This newspaper carried a first-hand account of the early stages of the Battle of the Somme in 1916.
Corpl A J Luff, of Long Sutton, had been injured in the fighting and was recovering in hospital.
Writing home, he described action in the “great advance”.
Corpl Luff said they had gone out at 3.30am and that “it was a marvel” he got through the bullets and shrapnel to get to the third German line. Once there, they were ordered to take the village of Villers, which they did, before receiving the order to withdraw.
They dug themselves in for a brief rest, while the remainder of the division formed up again for another charge, “and over they went”.
He said: “The boys were singing and some were falling, but they pushed on and got the village”.
It was there that Corpl Luff was hit after being buried four times. He crawled into a shell hole and bound up his wound before making for the dressing station, the Germans “still popping” at him.

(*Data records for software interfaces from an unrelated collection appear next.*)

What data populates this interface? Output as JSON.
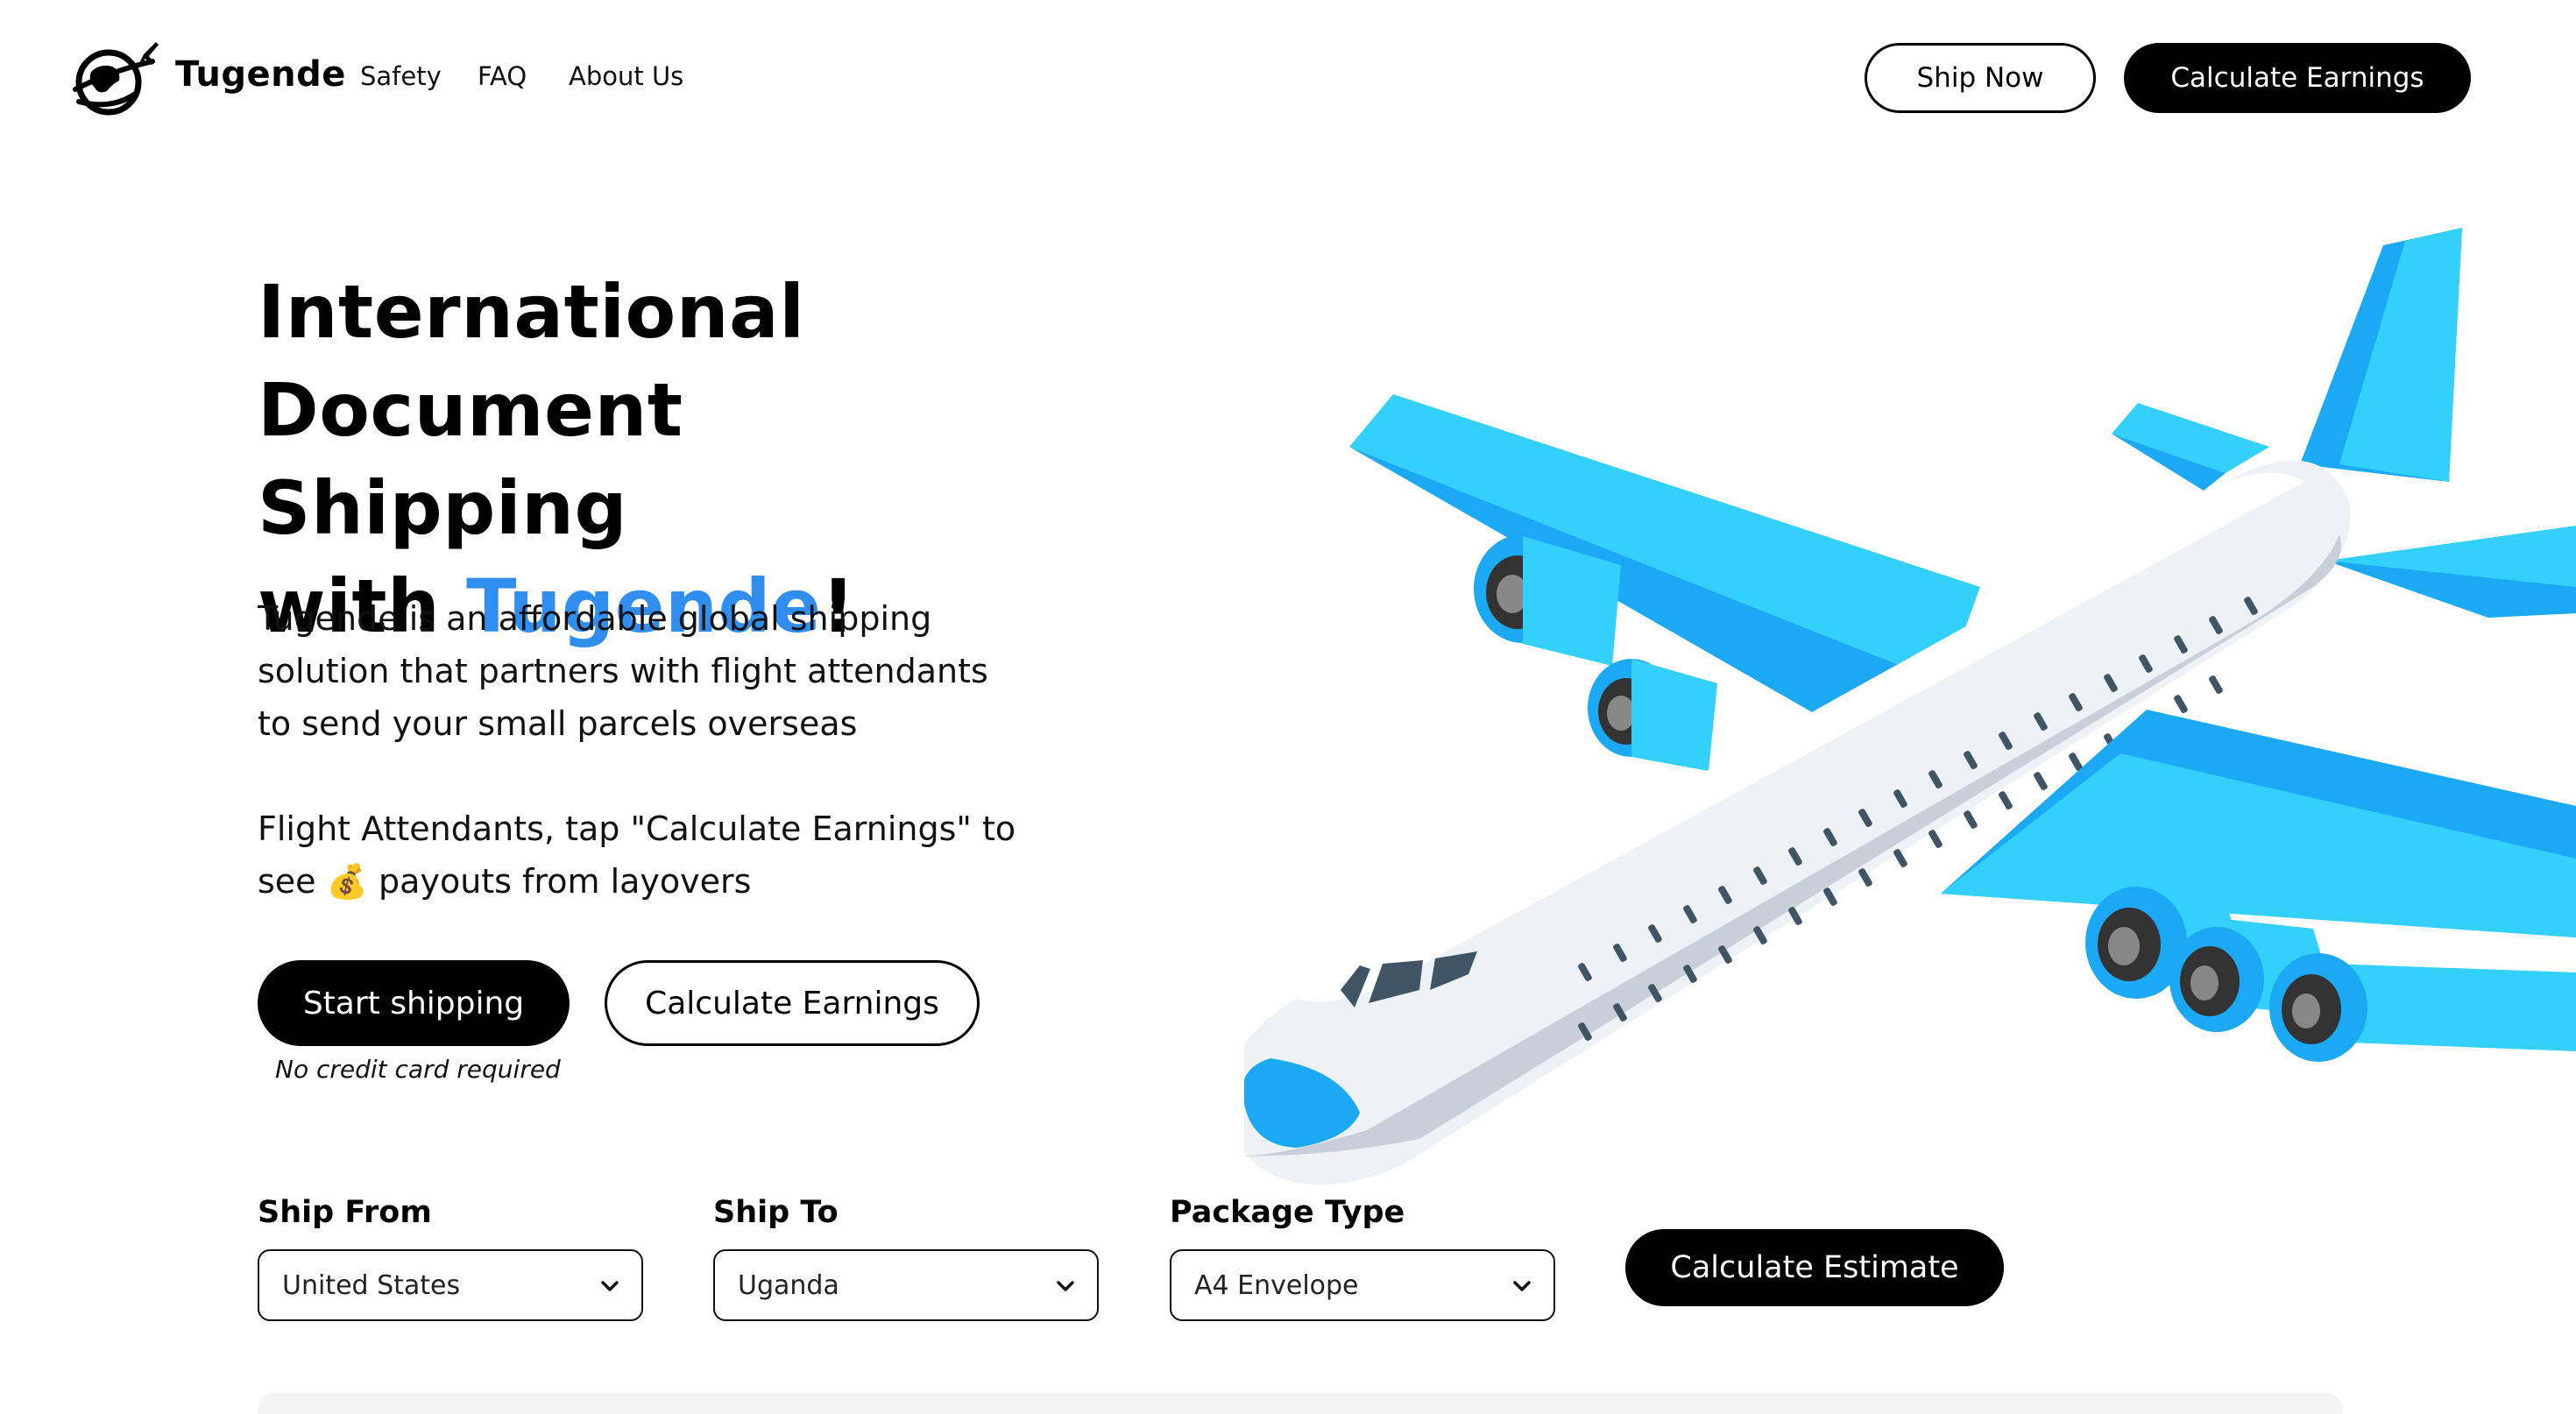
{
  "header": {
    "brand": "Tugende",
    "nav_links": [
      "Safety",
      "FAQ",
      "About Us"
    ],
    "ship_now_label": "Ship Now",
    "calculate_earnings_label": "Calculate Earnings"
  },
  "hero": {
    "title_line1": "International",
    "title_line2": "Document Shipping",
    "title_line3_prefix": "with ",
    "title_line3_accent": "Tugende",
    "title_line3_suffix": "!",
    "description": "Tugende is an affordable global shipping solution that partners with flight attendants to send your small parcels overseas",
    "attendant_prefix": "Flight Attendants, tap \"Calculate Earnings\" to see ",
    "attendant_emoji": "💰",
    "attendant_suffix": " payouts from layovers",
    "start_shipping_label": "Start shipping",
    "calculate_earnings_label": "Calculate Earnings",
    "note": "No credit card required"
  },
  "estimate": {
    "ship_from_label": "Ship From",
    "ship_from_value": "United States",
    "ship_to_label": "Ship To",
    "ship_to_value": "Uganda",
    "package_type_label": "Package Type",
    "package_type_value": "A4 Envelope",
    "calculate_label": "Calculate Estimate"
  },
  "colors": {
    "accent": "#2f8ef0",
    "plane_blue": "#1ba8f5",
    "plane_blue_light": "#33d0fb",
    "plane_body": "#eef1f5"
  },
  "icons": {
    "logo": "globe-plane-logo",
    "chevron": "chevron-down-icon",
    "hero_image": "airplane-illustration"
  }
}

Pte J Furnival, of Sutton Bridge, wounded in the battle, says “our casualties” were very heavy, but the Germans’ were “three times as heavy”.
Other men were not so lucky. Lance-Corpl Sidney Simson (25), youngest son of Mr and Mrs F W Simson, of Hall Place, Spalding, was killed in action.
Pte William Tatam, brother of Mrs F Gibson, of West Pinchbeck, also died, aged 23, as did Sgt H Taylor, of Sutton Bridge, married two weeks before the outbreak of war.
Mrs Paul, of Winsover Road, Spalding, heard one of her three soldier sons, Pte William Paul, had been wounded in the battle. Pte George Kirk, of Woad Lane, Long Sutton, died in hospital from his wounds, while Pte R A Blackbourn, of Double Street, Spalding, was paralysed after being shot in the back.